    My leading thought goes against much of what the Bard Music Festival and my own values, for that matter, stand for. And just read Keith Francis' provocative series, The Great Composers?, the latest installment of which has just been published. I've missed only one Bard Festival since 2006, and I've heard great music by Elgar, […]
    Michael Miller
  • A Singer’s Notes 98: No Amontillado, just Ale
    The much-maligned poetry of Edgar Allan Poe still bristles with excitement when one hears it. High and mighty Emerson called it a bunch of "jingles." The musical reference is appropriate. A poem like "Annabelle Lee" is basically a sound event. The sonic Poe I have in my imagination was revered by the French, Baudelaire in […]
    Keith Kibler
  • A Treasurable Account of Poe’s Last Hours from the Berkshire Theatre Group, with David Adkins and Kate Maguire, Closing 10/26
    You can't really blame the Berkshire Theatre Group for billing Eric Hill's splendid entertainment, POE, as a Hallowe'en show. As the holiday approaches, Poe's chilling stories and poems are rolled out in all the many forms they have assumed since their assimilation into two great cultural phenomena, American Literature and American Pop Culture, over the […]
    Michael Miller
  • A Singer’s Notes 97: It’s Hot Outside—Cat on a Hot Tin Roof Clicks at Oldcastle Theatre, Bennington
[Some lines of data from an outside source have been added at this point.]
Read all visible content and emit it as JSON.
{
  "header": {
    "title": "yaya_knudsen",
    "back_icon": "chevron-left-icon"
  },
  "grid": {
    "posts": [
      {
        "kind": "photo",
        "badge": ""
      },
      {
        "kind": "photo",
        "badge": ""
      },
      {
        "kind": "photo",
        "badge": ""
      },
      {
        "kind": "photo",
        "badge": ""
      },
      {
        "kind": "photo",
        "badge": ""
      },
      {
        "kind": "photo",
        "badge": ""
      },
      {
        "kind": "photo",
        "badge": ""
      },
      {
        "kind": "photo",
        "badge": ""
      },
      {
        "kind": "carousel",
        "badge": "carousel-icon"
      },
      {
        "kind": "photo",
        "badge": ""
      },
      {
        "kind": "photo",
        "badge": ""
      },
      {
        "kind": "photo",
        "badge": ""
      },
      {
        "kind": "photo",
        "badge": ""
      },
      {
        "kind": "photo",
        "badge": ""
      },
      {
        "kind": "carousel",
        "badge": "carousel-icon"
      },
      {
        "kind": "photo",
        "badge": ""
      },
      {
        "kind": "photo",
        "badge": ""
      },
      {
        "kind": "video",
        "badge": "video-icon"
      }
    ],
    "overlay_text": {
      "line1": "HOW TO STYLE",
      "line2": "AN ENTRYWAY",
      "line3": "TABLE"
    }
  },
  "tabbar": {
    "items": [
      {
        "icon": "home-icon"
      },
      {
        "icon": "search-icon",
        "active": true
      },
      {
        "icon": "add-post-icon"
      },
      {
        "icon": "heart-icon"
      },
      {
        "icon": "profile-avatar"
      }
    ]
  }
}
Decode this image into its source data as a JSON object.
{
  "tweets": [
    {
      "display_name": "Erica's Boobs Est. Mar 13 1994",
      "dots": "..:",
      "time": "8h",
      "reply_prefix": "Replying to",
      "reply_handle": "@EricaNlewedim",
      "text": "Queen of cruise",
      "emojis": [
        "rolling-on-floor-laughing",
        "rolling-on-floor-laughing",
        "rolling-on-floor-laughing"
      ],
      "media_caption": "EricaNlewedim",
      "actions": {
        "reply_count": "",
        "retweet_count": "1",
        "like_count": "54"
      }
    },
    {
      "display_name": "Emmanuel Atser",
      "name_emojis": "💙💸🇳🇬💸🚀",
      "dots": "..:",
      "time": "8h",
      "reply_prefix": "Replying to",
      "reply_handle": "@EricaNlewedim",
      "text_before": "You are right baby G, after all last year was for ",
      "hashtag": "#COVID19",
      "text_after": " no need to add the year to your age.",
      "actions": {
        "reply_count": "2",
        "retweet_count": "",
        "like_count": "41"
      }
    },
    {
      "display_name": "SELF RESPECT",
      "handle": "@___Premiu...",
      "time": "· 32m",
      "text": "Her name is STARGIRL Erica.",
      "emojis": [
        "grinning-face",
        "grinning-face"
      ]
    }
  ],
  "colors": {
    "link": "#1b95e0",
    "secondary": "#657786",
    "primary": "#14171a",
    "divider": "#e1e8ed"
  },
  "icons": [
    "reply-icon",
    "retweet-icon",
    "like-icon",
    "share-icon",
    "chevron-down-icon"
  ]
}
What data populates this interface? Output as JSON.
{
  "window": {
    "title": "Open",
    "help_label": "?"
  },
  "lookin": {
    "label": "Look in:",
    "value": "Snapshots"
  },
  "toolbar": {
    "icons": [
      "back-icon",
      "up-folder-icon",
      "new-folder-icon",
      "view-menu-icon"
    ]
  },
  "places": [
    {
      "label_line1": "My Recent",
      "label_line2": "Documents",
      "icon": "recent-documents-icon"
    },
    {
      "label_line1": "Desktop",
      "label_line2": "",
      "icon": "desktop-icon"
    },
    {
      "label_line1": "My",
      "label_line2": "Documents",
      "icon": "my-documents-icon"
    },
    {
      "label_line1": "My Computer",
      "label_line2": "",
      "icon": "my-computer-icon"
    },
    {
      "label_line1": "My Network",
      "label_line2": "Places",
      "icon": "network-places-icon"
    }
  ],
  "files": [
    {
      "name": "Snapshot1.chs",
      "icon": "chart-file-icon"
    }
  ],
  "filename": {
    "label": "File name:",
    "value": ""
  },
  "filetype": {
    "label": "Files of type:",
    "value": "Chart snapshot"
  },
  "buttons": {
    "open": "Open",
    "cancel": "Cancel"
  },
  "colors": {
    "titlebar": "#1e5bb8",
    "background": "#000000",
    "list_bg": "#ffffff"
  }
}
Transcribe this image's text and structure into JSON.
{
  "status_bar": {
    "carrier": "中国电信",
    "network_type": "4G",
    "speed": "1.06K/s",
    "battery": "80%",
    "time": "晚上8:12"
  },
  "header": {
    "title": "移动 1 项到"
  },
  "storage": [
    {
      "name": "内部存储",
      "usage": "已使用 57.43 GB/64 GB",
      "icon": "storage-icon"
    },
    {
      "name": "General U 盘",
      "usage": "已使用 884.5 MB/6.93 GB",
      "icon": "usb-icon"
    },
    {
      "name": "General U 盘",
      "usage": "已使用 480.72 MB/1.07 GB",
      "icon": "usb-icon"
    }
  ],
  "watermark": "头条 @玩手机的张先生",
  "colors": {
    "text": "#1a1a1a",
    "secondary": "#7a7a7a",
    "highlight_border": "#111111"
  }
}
    Cat on a Hot Tin Roof is an obsessive work which makes wildly different demands on its actors. Renata Eastlick as Maggie starts us off which what amounts to a twenty-five to thirty-minute monologue. She did this superbly. It was just overbearing enough. Listening to her was the excellent Loren Dunn who played her husband […]
    Keith Kibler